- [EXERCISE INSTRUCTIONS]: All lines ahead of the one containing "Decode this image" are to be left out; that line and each one after it, through the end of the records below, are to be duplicated exactly.

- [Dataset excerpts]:
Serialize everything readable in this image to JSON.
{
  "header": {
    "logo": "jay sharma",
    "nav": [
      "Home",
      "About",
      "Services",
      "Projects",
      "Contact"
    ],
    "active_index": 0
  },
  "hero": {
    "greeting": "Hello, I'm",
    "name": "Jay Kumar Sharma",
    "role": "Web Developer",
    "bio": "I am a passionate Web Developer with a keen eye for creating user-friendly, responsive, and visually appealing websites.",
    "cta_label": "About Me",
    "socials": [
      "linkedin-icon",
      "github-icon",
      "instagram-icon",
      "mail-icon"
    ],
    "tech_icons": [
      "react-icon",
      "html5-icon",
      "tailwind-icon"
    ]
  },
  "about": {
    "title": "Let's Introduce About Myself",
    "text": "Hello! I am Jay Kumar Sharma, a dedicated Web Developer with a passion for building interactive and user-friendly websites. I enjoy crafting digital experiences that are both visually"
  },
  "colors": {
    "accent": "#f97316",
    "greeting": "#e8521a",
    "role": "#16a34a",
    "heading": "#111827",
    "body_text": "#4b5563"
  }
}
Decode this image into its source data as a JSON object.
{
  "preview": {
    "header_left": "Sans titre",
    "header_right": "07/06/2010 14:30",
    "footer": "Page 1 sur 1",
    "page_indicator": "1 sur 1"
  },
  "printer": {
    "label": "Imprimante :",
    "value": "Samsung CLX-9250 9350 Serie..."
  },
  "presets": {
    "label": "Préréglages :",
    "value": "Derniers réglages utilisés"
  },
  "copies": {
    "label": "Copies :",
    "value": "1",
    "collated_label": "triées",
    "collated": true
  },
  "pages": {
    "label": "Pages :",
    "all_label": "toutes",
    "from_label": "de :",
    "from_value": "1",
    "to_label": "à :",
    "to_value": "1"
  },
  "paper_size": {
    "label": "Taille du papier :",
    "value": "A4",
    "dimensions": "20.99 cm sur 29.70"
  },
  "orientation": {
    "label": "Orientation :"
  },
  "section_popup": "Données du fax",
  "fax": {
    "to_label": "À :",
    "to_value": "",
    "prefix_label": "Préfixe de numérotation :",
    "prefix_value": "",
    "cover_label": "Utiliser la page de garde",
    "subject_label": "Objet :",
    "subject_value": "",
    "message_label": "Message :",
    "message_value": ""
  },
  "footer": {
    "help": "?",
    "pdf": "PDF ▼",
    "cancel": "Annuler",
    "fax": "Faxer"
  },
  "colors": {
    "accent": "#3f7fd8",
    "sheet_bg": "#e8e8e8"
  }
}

- [RESPONSE FOR THIS EXERCISE]:
Decode this image into its source data as a JSON object.
{
  "preview": {
    "header_left": "Sans titre",
    "header_right": "07/06/2010 14:30",
    "footer": "Page 1 sur 1",
    "page_indicator": "1 sur 1"
  },
  "printer": {
    "label": "Imprimante :",
    "value": "Samsung CLX-9250 9350 Serie..."
  },
  "presets": {
    "label": "Préréglages :",
    "value": "Derniers réglages utilisés"
  },
  "copies": {
    "label": "Copies :",
    "value": "1",
    "collated_label": "triées",
    "collated": true
  },
  "pages": {
    "label": "Pages :",
    "all_label": "toutes",
    "from_label": "de :",
    "from_value": "1",
    "to_label": "à :",
    "to_value": "1"
  },
  "paper_size": {
    "label": "Taille du papier :",
    "value": "A4",
    "dimensions": "20.99 cm sur 29.70"
  },
  "orientation": {
    "label": "Orientation :"
  },
  "section_popup": "Données du fax",
  "fax": {
    "to_label": "À :",
    "to_value": "",
    "prefix_label": "Préfixe de numérotation :",
    "prefix_value": "",
    "cover_label": "Utiliser la page de garde",
    "subject_label": "Objet :",
    "subject_value": "",
    "message_label": "Message :",
    "message_value": ""
  },
  "footer": {
    "help": "?",
    "pdf": "PDF ▼",
    "cancel": "Annuler",
    "fax": "Faxer"
  },
  "colors": {
    "accent": "#3f7fd8",
    "sheet_bg": "#e8e8e8"
  }
}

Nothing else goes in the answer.